## Problem
Return the entries below word for word; no images should appear in the copy.

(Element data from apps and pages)
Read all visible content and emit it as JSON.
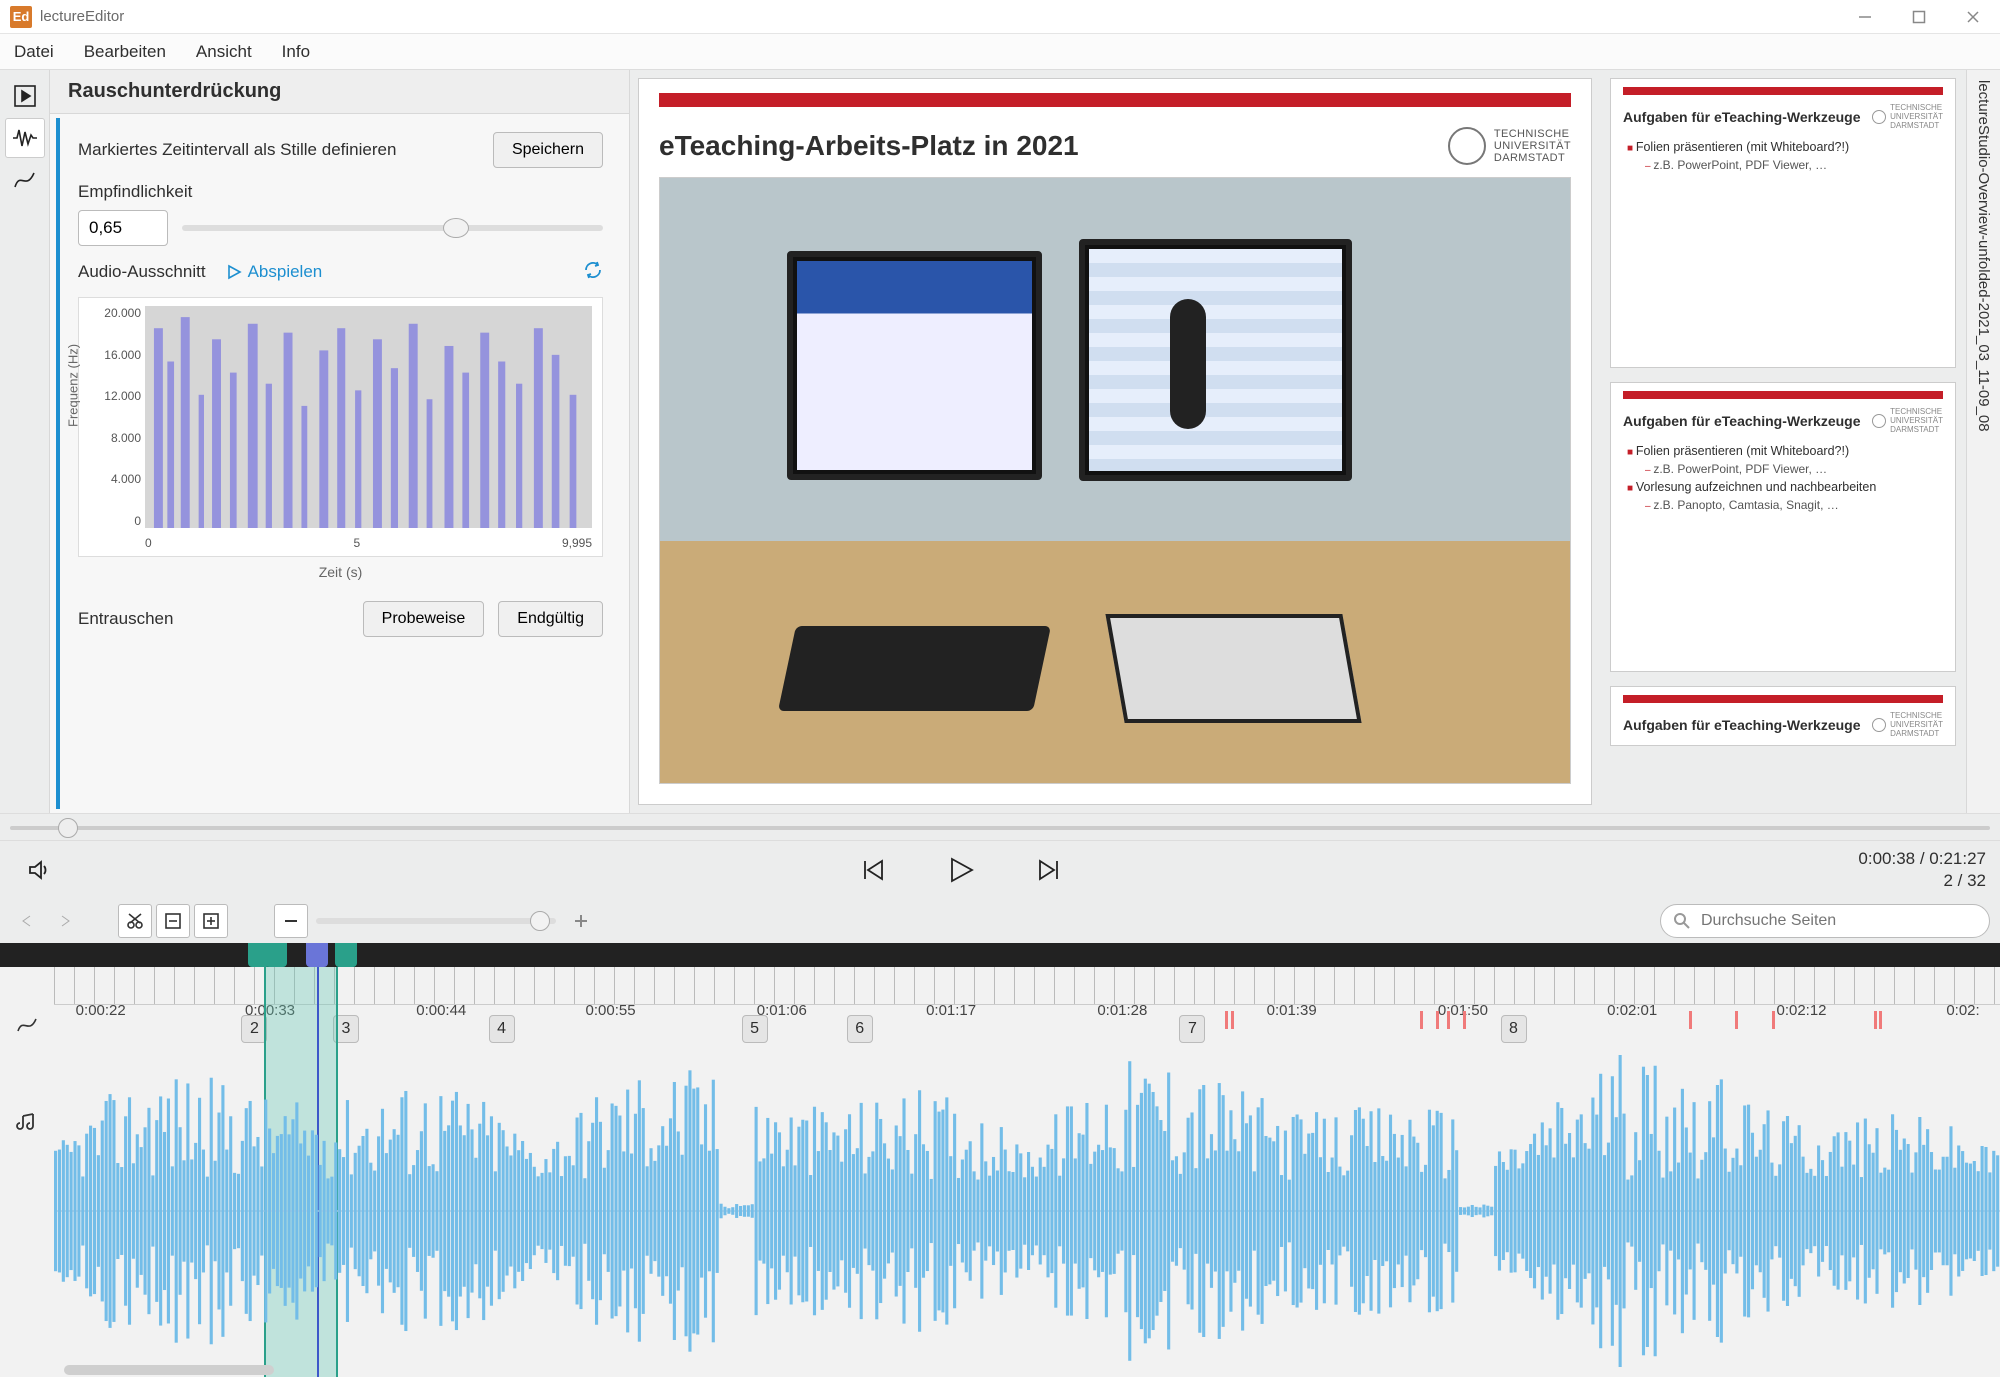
{
  "titlebar": {
    "app_short": "Ed",
    "app_title": "lectureEditor"
  },
  "menubar": [
    "Datei",
    "Bearbeiten",
    "Ansicht",
    "Info"
  ],
  "side_panel": {
    "header": "Rauschunterdrückung",
    "interval_label": "Markiertes Zeitintervall als Stille definieren",
    "save_btn": "Speichern",
    "sensitivity_label": "Empfindlichkeit",
    "sensitivity_value": "0,65",
    "clip_label": "Audio-Ausschnitt",
    "play_label": "Abspielen",
    "denoise_label": "Entrauschen",
    "preview_btn": "Probeweise",
    "final_btn": "Endgültig"
  },
  "chart_data": {
    "type": "heatmap",
    "title": "",
    "xlabel": "Zeit (s)",
    "ylabel": "Frequenz (Hz)",
    "xlim": [
      0,
      9.995
    ],
    "ylim": [
      0,
      20000
    ],
    "x_ticks": [
      "0",
      "5",
      "9,995"
    ],
    "y_ticks": [
      "20.000",
      "16.000",
      "12.000",
      "8.000",
      "4.000",
      "0"
    ]
  },
  "slide": {
    "title": "eTeaching-Arbeits-Platz in 2021",
    "uni": "TECHNISCHE\nUNIVERSITÄT\nDARMSTADT"
  },
  "thumbs": [
    {
      "title": "Aufgaben für eTeaching-Werkzeuge",
      "bullets": [
        {
          "lvl": 0,
          "text": "Folien präsentieren (mit Whiteboard?!)"
        },
        {
          "lvl": 1,
          "text": "z.B. PowerPoint, PDF Viewer, …"
        }
      ]
    },
    {
      "title": "Aufgaben für eTeaching-Werkzeuge",
      "bullets": [
        {
          "lvl": 0,
          "text": "Folien präsentieren (mit Whiteboard?!)"
        },
        {
          "lvl": 1,
          "text": "z.B. PowerPoint, PDF Viewer, …"
        },
        {
          "lvl": 0,
          "text": "Vorlesung aufzeichnen und nachbearbeiten"
        },
        {
          "lvl": 1,
          "text": "z.B. Panopto, Camtasia, Snagit, …"
        }
      ]
    },
    {
      "title": "Aufgaben für eTeaching-Werkzeuge",
      "bullets": []
    }
  ],
  "side_tab": "lectureStudio-Overview-unfolded-2021_03_11-09_08",
  "transport": {
    "time": "0:00:38 / 0:21:27",
    "pages": "2 / 32"
  },
  "search_placeholder": "Durchsuche Seiten",
  "timeline": {
    "labels": [
      "0:00:22",
      "0:00:33",
      "0:00:44",
      "0:00:55",
      "0:01:06",
      "0:01:17",
      "0:01:28",
      "0:01:39",
      "0:01:50",
      "0:02:01",
      "0:02:12",
      "0:02:"
    ],
    "label_positions_pct": [
      2.4,
      11.1,
      19.9,
      28.6,
      37.4,
      46.1,
      54.9,
      63.6,
      72.4,
      81.1,
      89.8,
      98.1
    ],
    "pages": [
      {
        "n": "2",
        "pos_pct": 10.3
      },
      {
        "n": "3",
        "pos_pct": 15.0
      },
      {
        "n": "4",
        "pos_pct": 23.0
      },
      {
        "n": "5",
        "pos_pct": 36.0
      },
      {
        "n": "6",
        "pos_pct": 41.4
      },
      {
        "n": "7",
        "pos_pct": 58.5
      },
      {
        "n": "8",
        "pos_pct": 75.0
      }
    ],
    "red_ticks_pct": [
      60.2,
      60.5,
      70.2,
      71.0,
      71.6,
      72.4,
      84.0,
      86.4,
      88.3,
      93.5,
      93.8
    ],
    "selection": {
      "start_pct": 10.8,
      "end_pct": 14.6
    },
    "playhead_pct": 13.5,
    "markers": [
      {
        "type": "green",
        "pos_pct": 10.0
      },
      {
        "type": "green",
        "pos_pct": 10.9
      },
      {
        "type": "blue",
        "pos_pct": 13.0
      },
      {
        "type": "green",
        "pos_pct": 14.5
      }
    ]
  }
}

## Written response
Read all visible content and emit it as JSON.
{
  "titlebar": {
    "app_short": "Ed",
    "app_title": "lectureEditor"
  },
  "menubar": [
    "Datei",
    "Bearbeiten",
    "Ansicht",
    "Info"
  ],
  "side_panel": {
    "header": "Rauschunterdrückung",
    "interval_label": "Markiertes Zeitintervall als Stille definieren",
    "save_btn": "Speichern",
    "sensitivity_label": "Empfindlichkeit",
    "sensitivity_value": "0,65",
    "clip_label": "Audio-Ausschnitt",
    "play_label": "Abspielen",
    "denoise_label": "Entrauschen",
    "preview_btn": "Probeweise",
    "final_btn": "Endgültig"
  },
  "chart_data": {
    "type": "heatmap",
    "title": "",
    "xlabel": "Zeit (s)",
    "ylabel": "Frequenz (Hz)",
    "xlim": [
      0,
      9.995
    ],
    "ylim": [
      0,
      20000
    ],
    "x_ticks": [
      "0",
      "5",
      "9,995"
    ],
    "y_ticks": [
      "20.000",
      "16.000",
      "12.000",
      "8.000",
      "4.000",
      "0"
    ]
  },
  "slide": {
    "title": "eTeaching-Arbeits-Platz in 2021",
    "uni": "TECHNISCHE\nUNIVERSITÄT\nDARMSTADT"
  },
  "thumbs": [
    {
      "title": "Aufgaben für eTeaching-Werkzeuge",
      "bullets": [
        {
          "lvl": 0,
          "text": "Folien präsentieren (mit Whiteboard?!)"
        },
        {
          "lvl": 1,
          "text": "z.B. PowerPoint, PDF Viewer, …"
        }
      ]
    },
    {
      "title": "Aufgaben für eTeaching-Werkzeuge",
      "bullets": [
        {
          "lvl": 0,
          "text": "Folien präsentieren (mit Whiteboard?!)"
        },
        {
          "lvl": 1,
          "text": "z.B. PowerPoint, PDF Viewer, …"
        },
        {
          "lvl": 0,
          "text": "Vorlesung aufzeichnen und nachbearbeiten"
        },
        {
          "lvl": 1,
          "text": "z.B. Panopto, Camtasia, Snagit, …"
        }
      ]
    },
    {
      "title": "Aufgaben für eTeaching-Werkzeuge",
      "bullets": []
    }
  ],
  "side_tab": "lectureStudio-Overview-unfolded-2021_03_11-09_08",
  "transport": {
    "time": "0:00:38 / 0:21:27",
    "pages": "2 / 32"
  },
  "search_placeholder": "Durchsuche Seiten",
  "timeline": {
    "labels": [
      "0:00:22",
      "0:00:33",
      "0:00:44",
      "0:00:55",
      "0:01:06",
      "0:01:17",
      "0:01:28",
      "0:01:39",
      "0:01:50",
      "0:02:01",
      "0:02:12",
      "0:02:"
    ],
    "label_positions_pct": [
      2.4,
      11.1,
      19.9,
      28.6,
      37.4,
      46.1,
      54.9,
      63.6,
      72.4,
      81.1,
      89.8,
      98.1
    ],
    "pages": [
      {
        "n": "2",
        "pos_pct": 10.3
      },
      {
        "n": "3",
        "pos_pct": 15.0
      },
      {
        "n": "4",
        "pos_pct": 23.0
      },
      {
        "n": "5",
        "pos_pct": 36.0
      },
      {
        "n": "6",
        "pos_pct": 41.4
      },
      {
        "n": "7",
        "pos_pct": 58.5
      },
      {
        "n": "8",
        "pos_pct": 75.0
      }
    ],
    "red_ticks_pct": [
      60.2,
      60.5,
      70.2,
      71.0,
      71.6,
      72.4,
      84.0,
      86.4,
      88.3,
      93.5,
      93.8
    ],
    "selection": {
      "start_pct": 10.8,
      "end_pct": 14.6
    },
    "playhead_pct": 13.5,
    "markers": [
      {
        "type": "green",
        "pos_pct": 10.0
      },
      {
        "type": "green",
        "pos_pct": 10.9
      },
      {
        "type": "blue",
        "pos_pct": 13.0
      },
      {
        "type": "green",
        "pos_pct": 14.5
      }
    ]
  }
}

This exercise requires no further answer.